cosmicart      
01-02-2015  15:57:42

Dear PiperPilot: Sorry, I didn't mean to imply that you didn't know who Carolyn was; I was just pointing out that someone with her creds appreciates the scientific value of modern space art (which has little to do with Flash Gordon, etc). The International Association of Astronomical Art has, as one of its goals, to teach and mentor space artists to do the very best science they can within the artistic framework. Their art is frequently used by scientists precisely because it does depict reality as science understands it at the time. But I really apologize if I sounded in any way snippy! Best wishes for the new year.
cosmicart      
12-25-2014  17:58:06

Dear PiperPilot: A great deal of data that we get today is numerical rather than visual. We also do not have images on a human scale for places other than a handful of landing sites. In both of these cases, astronomical art is of great value, and this value is appreciated not only by the public but by the scientists whose work is being visually "translated". If you are further interested, I would highly recommend Ron Miller's new book "The Art of Space" with an opening by Carolyn Porco. Carolyn (who, as you know, is imaging team leader for Cassini) wrote a nice intro that will answer your objection well.
cosmicart      
12-24-2014  16:08:59

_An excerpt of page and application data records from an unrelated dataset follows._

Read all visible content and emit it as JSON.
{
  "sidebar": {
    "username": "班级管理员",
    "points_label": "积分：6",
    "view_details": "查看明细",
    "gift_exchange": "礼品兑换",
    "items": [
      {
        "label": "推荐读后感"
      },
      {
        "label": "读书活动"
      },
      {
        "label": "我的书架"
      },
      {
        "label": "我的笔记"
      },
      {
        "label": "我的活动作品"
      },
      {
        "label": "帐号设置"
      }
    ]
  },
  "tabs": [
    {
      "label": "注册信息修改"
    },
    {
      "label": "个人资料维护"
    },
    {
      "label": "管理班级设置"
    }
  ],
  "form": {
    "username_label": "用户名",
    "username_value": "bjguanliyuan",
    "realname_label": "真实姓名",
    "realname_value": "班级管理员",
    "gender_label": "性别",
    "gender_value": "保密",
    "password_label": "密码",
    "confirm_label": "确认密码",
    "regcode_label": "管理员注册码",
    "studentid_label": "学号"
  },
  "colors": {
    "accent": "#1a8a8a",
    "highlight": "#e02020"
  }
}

Dear Stevekasian: Udanax is correct, but it's a very tricky problem. I had discussed the phenomenon with Carolyn Porco at length, and we even had a lunch with piles of napkin drawings. In the end, I had to make a sculpey version of what we see (see my updated caption, which should appear on CICLOPS soon). Michael Carroll
cosmicart      
12-24-2014  16:07:45

Dear Stevekasian: Udanax is correct, but it's a very tricky problem. I had discussed the phenomenon with Carolyn Porco at length, and we even had a lunch with piles of napkin drawings. In the end, I had to make a sculpey version of what we see (see my updated caption, which should appear on CICLOPS soon). Michael Carroll